---------- RAW DATA ----------
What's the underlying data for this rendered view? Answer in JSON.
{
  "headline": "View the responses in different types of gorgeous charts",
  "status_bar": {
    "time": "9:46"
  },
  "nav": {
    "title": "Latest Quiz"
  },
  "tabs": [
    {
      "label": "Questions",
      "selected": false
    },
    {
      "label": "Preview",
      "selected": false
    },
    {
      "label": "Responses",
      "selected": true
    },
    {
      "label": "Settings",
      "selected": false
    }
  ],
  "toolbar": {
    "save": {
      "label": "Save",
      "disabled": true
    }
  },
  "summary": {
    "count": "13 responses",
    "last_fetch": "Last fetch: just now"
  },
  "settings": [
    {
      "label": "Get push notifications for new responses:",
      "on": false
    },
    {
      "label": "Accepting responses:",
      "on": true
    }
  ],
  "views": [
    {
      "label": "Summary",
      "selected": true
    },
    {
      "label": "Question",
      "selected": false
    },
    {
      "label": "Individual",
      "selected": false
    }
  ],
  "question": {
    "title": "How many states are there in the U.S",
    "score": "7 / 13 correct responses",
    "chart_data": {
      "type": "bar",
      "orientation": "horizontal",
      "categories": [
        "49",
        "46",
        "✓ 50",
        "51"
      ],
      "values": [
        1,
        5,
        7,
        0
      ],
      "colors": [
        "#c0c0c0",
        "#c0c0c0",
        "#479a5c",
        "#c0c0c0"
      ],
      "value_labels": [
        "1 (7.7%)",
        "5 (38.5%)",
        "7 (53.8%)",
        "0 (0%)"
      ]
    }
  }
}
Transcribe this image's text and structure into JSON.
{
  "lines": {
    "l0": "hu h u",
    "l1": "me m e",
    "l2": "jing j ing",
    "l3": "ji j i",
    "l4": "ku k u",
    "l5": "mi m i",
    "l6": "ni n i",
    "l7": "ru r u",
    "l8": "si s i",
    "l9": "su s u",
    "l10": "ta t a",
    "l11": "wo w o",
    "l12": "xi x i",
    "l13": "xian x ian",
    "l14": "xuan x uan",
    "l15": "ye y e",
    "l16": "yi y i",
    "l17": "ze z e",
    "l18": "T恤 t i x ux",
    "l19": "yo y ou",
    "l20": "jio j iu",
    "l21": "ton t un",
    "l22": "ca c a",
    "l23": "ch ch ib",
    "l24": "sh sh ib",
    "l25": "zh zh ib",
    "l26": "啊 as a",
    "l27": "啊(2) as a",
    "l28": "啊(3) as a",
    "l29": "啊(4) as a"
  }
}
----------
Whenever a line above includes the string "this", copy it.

What's the underlying data for this rendered view? Answer in JSON.
Transcribe this image's text and structure into JSON.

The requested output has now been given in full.